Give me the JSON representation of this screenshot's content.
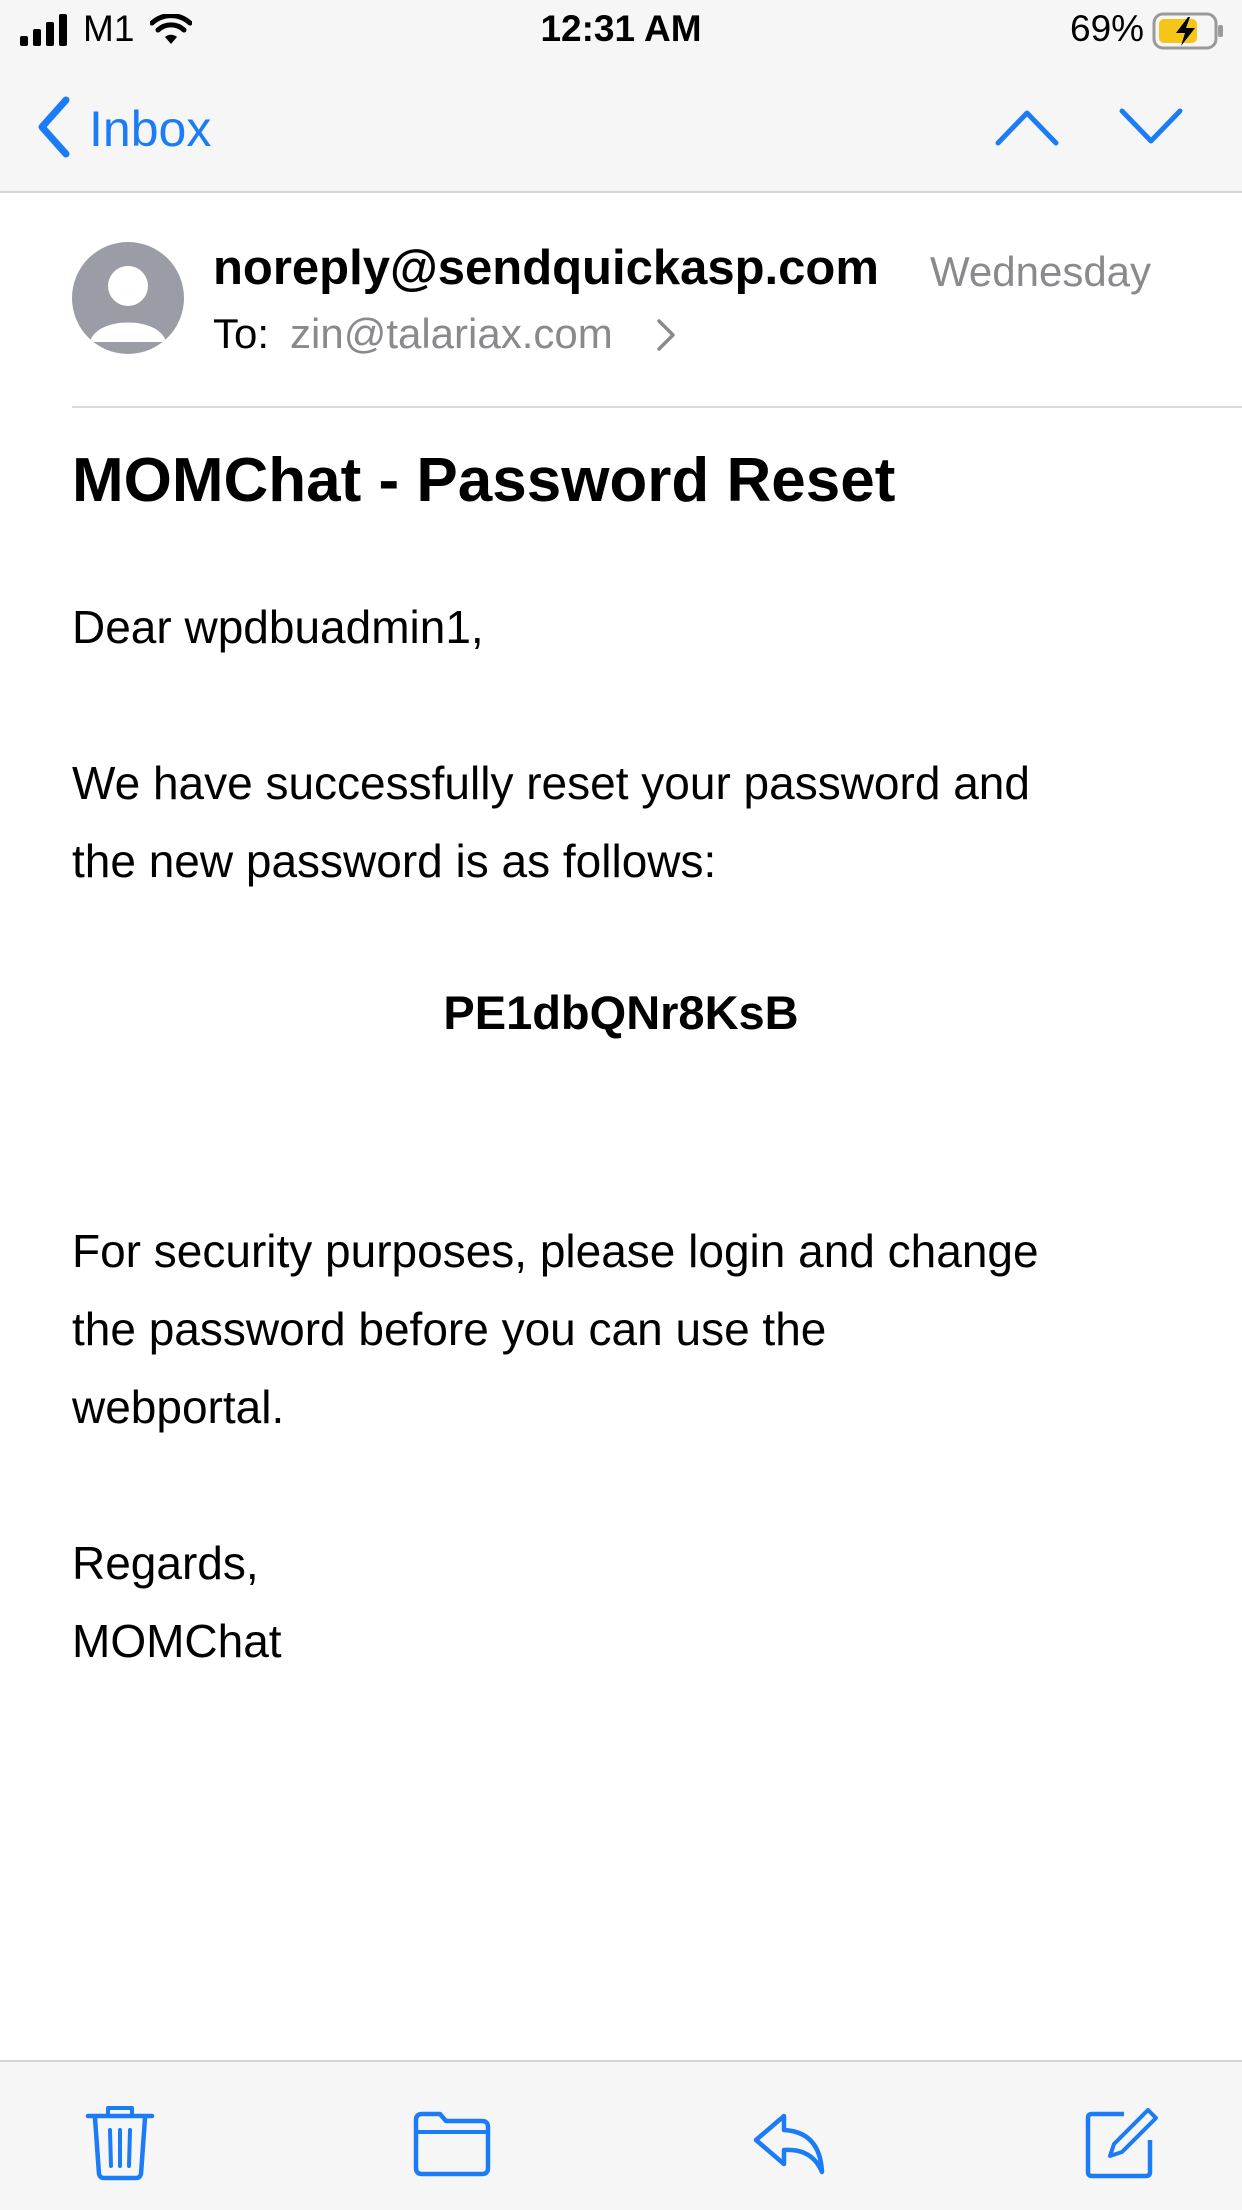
{
  "status_bar": {
    "carrier": "M1",
    "time": "12:31 AM",
    "battery_percent": "69%",
    "icons": [
      "signal-bars-icon",
      "wifi-icon",
      "battery-charging-icon"
    ]
  },
  "nav": {
    "back_label": "Inbox",
    "icons": [
      "chevron-left-icon",
      "chevron-up-icon",
      "chevron-down-icon"
    ]
  },
  "message": {
    "sender": "noreply@sendquickasp.com",
    "date": "Wednesday",
    "to_label": "To:",
    "to_value": "zin@talariax.com",
    "subject": "MOMChat - Password Reset",
    "greeting": "Dear wpdbuadmin1,",
    "para1_line1": "We have successfully reset your password and",
    "para1_line2": "the new password is as follows:",
    "password": "PE1dbQNr8KsB",
    "para2_line1": "For security purposes, please login and change",
    "para2_line2": "the password before you can use the",
    "para2_line3": "webportal.",
    "signoff": "Regards,",
    "signature": "MOMChat"
  },
  "toolbar": {
    "icons": [
      "trash-icon",
      "folder-icon",
      "reply-icon",
      "compose-icon"
    ]
  },
  "colors": {
    "accent": "#1b7cf6",
    "secondary_text": "#8a8a8e",
    "battery_charging": "#f5c518"
  }
}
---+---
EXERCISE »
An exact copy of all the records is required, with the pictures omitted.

ANSWER SECTION »
Give me the JSON representation of this screenshot's content.
{
  "status_bar": {
    "carrier": "M1",
    "time": "12:31 AM",
    "battery_percent": "69%",
    "icons": [
      "signal-bars-icon",
      "wifi-icon",
      "battery-charging-icon"
    ]
  },
  "nav": {
    "back_label": "Inbox",
    "icons": [
      "chevron-left-icon",
      "chevron-up-icon",
      "chevron-down-icon"
    ]
  },
  "message": {
    "sender": "noreply@sendquickasp.com",
    "date": "Wednesday",
    "to_label": "To:",
    "to_value": "zin@talariax.com",
    "subject": "MOMChat - Password Reset",
    "greeting": "Dear wpdbuadmin1,",
    "para1_line1": "We have successfully reset your password and",
    "para1_line2": "the new password is as follows:",
    "password": "PE1dbQNr8KsB",
    "para2_line1": "For security purposes, please login and change",
    "para2_line2": "the password before you can use the",
    "para2_line3": "webportal.",
    "signoff": "Regards,",
    "signature": "MOMChat"
  },
  "toolbar": {
    "icons": [
      "trash-icon",
      "folder-icon",
      "reply-icon",
      "compose-icon"
    ]
  },
  "colors": {
    "accent": "#1b7cf6",
    "secondary_text": "#8a8a8e",
    "battery_charging": "#f5c518"
  }
}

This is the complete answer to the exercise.